There is a good message here for agnostics. Keep wrestling. Many times I have heard people say, “Well, my faith is not like the rest of the people in the church.” They say it as a self-disqualification. But almost all the time people who say this don’t know much about what others in the church believe or do not believe.  It is often a projection of what they may have heard they were supposed to believe from some other church. There are more people wrestling with God than just you.

In the Religion section of the Huffington Post, 4/20/12 it was noted that Brick Johnstone (sounds like name from the Flintstones) found in a study of Buddhist meditators and Franciscan nuns that people can minimize the functioning of the right side of the brain, where self focus is located, and enhance the left side where spiritual connections are made. Johnstone says “It is like playing the piano; the more you train your brain, the more the brain becomes predisposed to piano playing. Practice makes perfect.” dsfj

Focusing less on ourselves, our past mistakes, our relationship troubles, judging ourselves more worthy or less, focusing on God expands ourselves and frees up possibility and creative thinking. Or, to follow Jacob’s example, don’t give up the wrestling match. Don’t let someone else define God so narrowly and tightly that you give up your wrestling with Her. Now we may get annoying in our stubbornness and get our hip knocked out at some church along the way, but don’t give up. God will become more and more recognizable, though perhaps looking quite a bit differently than what we perceived him to be when we first started wrestling.
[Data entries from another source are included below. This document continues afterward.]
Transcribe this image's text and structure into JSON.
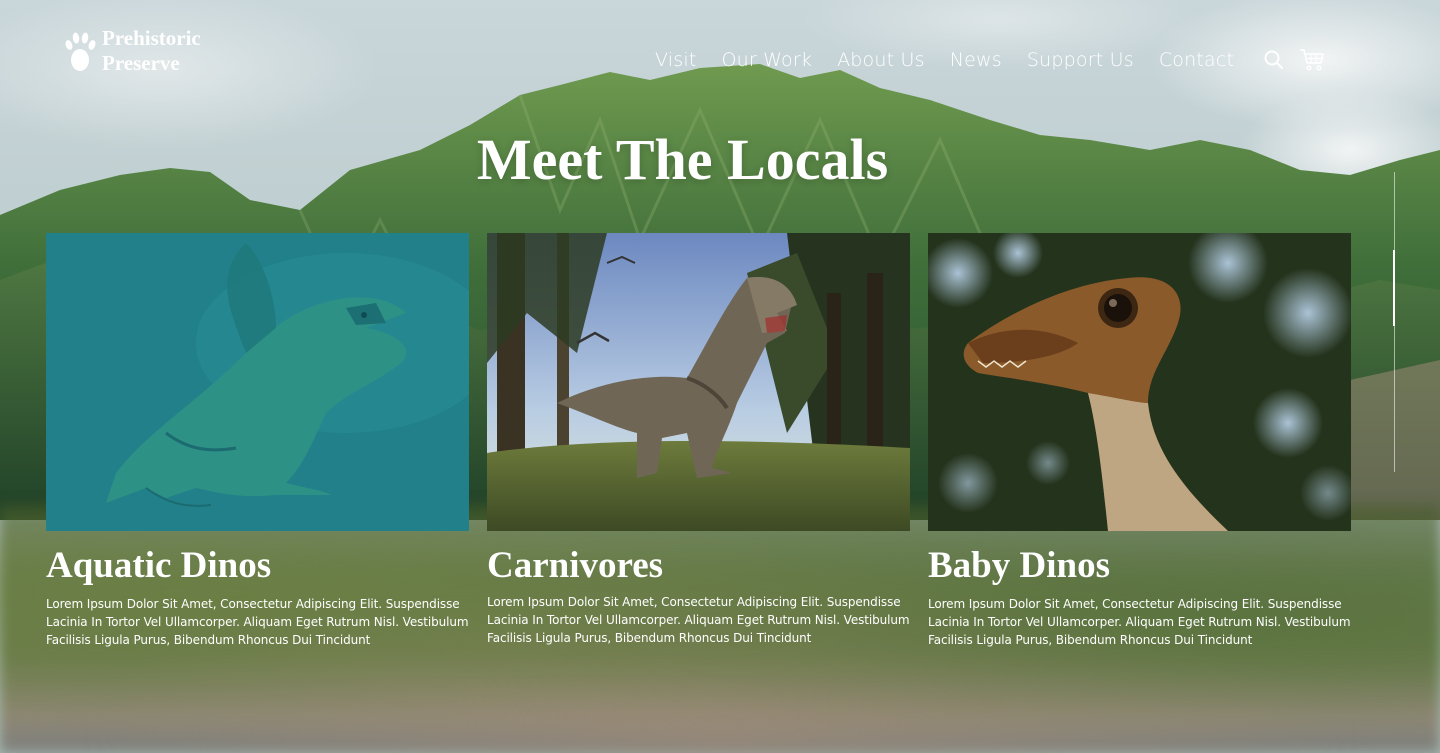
{
  "brand": {
    "line1": "Prehistoric",
    "line2": "Preserve",
    "icon": "footprint-icon"
  },
  "nav": {
    "items": [
      {
        "label": "Visit"
      },
      {
        "label": "Our Work"
      },
      {
        "label": "About Us"
      },
      {
        "label": "News"
      },
      {
        "label": "Support Us"
      },
      {
        "label": "Contact"
      }
    ],
    "search_icon": "search-icon",
    "cart_icon": "cart-icon"
  },
  "hero": {
    "title": "Meet The Locals"
  },
  "cards": [
    {
      "title": "Aquatic Dinos",
      "text": "Lorem Ipsum Dolor Sit Amet, Consectetur Adipiscing Elit. Suspendisse Lacinia In Tortor Vel Ullamcorper. Aliquam Eget Rutrum Nisl. Vestibulum Facilisis Ligula Purus, Bibendum Rhoncus Dui Tincidunt",
      "image": "aquatic-dino-photo"
    },
    {
      "title": "Carnivores",
      "text": "Lorem Ipsum Dolor Sit Amet, Consectetur Adipiscing Elit. Suspendisse Lacinia In Tortor Vel Ullamcorper. Aliquam Eget Rutrum Nisl. Vestibulum Facilisis Ligula Purus, Bibendum Rhoncus Dui Tincidunt",
      "image": "trex-photo"
    },
    {
      "title": "Baby Dinos",
      "text": "Lorem Ipsum Dolor Sit Amet, Consectetur Adipiscing Elit. Suspendisse Lacinia In Tortor Vel Ullamcorper. Aliquam Eget Rutrum Nisl. Vestibulum Facilisis Ligula Purus, Bibendum Rhoncus Dui Tincidunt",
      "image": "baby-dino-photo"
    }
  ],
  "colors": {
    "accent_teal": "#21808a",
    "text": "#ffffff"
  }
}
Step up and stake your claim.

Now Paul is talking to two different groups in his letter to the Romans.  There are those who are Jewish Christians who are the first born, the first out, the ones who get the birthright blessing. And then there are Christians who are gentiles. The newcomers and the first comers. The old guard and the new. Can they get along?  Will one side feel inferior, give up and leave?  Will the old folks just block every new thing, get grumpy at the new culture and say, “We’ve never done it this way before?”  Will the new folks get annoyed with the old tradition and without thinking throw the baby out with the bathwater?  Paul is adamantly clear: yes the Jews began this conversation and relationship with God, they have the covenant, the law, the worship and the promises, the patriarchs and Jesus was a Jew. And we cannot really understand who Jesus was without all that. But Jesus expands the covenant to include everyone who hungers and thirsts for grace and peace. It is not one or the other.  It is both, together. Jesus then takes relationship with God beyond blood lines. Paul is telling both sides, don’t give up, but also, don’t be arrogant, be faithful, love and welcome one another.

How is it going to work?  Can we feed everyone? There are few of us with limited talent and resource, just five loaves and two fish. Let us trust in faith – come and taste.